Zoltán Molnár is interested in representing reality through a documentarist approach. It is through the visual formulation of human existence that he examines social structures and interprets his environment, the world, and the era he lives in. Despite the changing globalized and modern world, his photos depict men who live according to traditions in both the natural and urbanized landscape. Molnár graduated in Photography at MOME in 1993. Copşa Mică, situated in Transylvania, is sadly known for the exploitation of its methane gas field, discovered in 1915, which meant the chance of prosperous development back then. In 1961, it was declared one of the most significant industrial zones of the country and the carbon black factory worked until 1993. Since the end of communism, non-ferrous metal and smelting factories have taken over the industrial exploitation and have been working continuously, polluting the water, the air, and the soil, a fact kept confidential at that time. But the quantity of lesser-known elements of pollution — spelter, cadmium — has now grown to triple the officially allowed rate.
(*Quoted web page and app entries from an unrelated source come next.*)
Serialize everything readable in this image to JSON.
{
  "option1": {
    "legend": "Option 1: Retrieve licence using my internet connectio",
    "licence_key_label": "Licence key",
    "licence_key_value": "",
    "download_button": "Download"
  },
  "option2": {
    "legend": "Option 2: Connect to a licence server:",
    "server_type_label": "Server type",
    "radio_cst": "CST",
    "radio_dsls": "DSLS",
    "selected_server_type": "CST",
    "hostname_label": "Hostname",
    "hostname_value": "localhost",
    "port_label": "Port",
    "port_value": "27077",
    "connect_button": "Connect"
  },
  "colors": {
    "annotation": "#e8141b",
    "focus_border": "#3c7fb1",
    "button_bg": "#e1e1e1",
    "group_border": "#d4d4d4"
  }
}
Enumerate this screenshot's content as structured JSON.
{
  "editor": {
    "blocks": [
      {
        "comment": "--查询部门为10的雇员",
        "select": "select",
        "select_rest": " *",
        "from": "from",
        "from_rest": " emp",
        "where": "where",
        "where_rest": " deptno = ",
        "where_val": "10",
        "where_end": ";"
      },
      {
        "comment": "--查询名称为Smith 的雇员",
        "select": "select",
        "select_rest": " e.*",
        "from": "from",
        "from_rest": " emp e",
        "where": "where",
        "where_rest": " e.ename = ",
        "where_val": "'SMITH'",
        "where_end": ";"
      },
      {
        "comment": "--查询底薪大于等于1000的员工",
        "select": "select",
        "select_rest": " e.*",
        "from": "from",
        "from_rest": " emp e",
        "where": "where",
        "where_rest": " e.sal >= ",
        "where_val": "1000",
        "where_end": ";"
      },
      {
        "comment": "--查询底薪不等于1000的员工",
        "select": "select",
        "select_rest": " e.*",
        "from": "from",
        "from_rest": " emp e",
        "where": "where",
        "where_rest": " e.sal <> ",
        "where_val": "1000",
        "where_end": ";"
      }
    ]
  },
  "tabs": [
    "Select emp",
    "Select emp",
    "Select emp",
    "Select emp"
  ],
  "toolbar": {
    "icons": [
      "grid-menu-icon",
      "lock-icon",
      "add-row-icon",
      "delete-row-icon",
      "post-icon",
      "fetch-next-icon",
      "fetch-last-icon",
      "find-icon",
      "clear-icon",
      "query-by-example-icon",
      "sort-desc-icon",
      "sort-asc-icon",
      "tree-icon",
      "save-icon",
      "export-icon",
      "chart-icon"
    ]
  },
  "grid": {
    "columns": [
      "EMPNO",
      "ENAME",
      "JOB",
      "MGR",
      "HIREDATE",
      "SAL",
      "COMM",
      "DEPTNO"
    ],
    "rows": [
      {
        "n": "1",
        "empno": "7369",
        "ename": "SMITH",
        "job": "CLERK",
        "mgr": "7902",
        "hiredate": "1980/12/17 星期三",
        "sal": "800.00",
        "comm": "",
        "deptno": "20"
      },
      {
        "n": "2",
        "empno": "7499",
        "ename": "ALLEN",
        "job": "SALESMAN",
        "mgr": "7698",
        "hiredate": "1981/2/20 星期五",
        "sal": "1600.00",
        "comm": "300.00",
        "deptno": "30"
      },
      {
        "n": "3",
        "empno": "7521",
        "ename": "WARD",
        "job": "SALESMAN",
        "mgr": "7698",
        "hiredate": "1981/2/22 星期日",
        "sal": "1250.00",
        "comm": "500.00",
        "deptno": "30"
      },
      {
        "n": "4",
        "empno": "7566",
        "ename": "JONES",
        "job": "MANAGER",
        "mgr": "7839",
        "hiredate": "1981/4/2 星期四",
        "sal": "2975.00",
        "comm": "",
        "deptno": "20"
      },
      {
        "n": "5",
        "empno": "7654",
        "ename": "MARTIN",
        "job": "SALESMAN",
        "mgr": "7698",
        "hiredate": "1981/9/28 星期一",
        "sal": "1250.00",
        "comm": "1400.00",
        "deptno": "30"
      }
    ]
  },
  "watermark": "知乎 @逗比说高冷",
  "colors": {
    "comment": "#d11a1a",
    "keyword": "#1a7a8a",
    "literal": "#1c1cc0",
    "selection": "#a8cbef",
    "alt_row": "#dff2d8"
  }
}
This has resulted in permanent pollution, with local inhabitants constantly falling ill from breathing in the poisonous gases, while the place has the highest infant mortality rate in Europe, with neurobehavioral problems and reduced lung function. This dramatic black and white series exposes the significance of the relationship between people and nature and questions how the society of our age is related to its cultural and natural values.
Romania, Constanța, from the series Romania, 1998
Hungary, Csatka, from the series Roma People in Hungary, 2007
Romania, Copsa Mica no. 1, from the series Forest of Light, 2008
Romania, Copsa Mica no. 2, from the series Forest of Light, 2008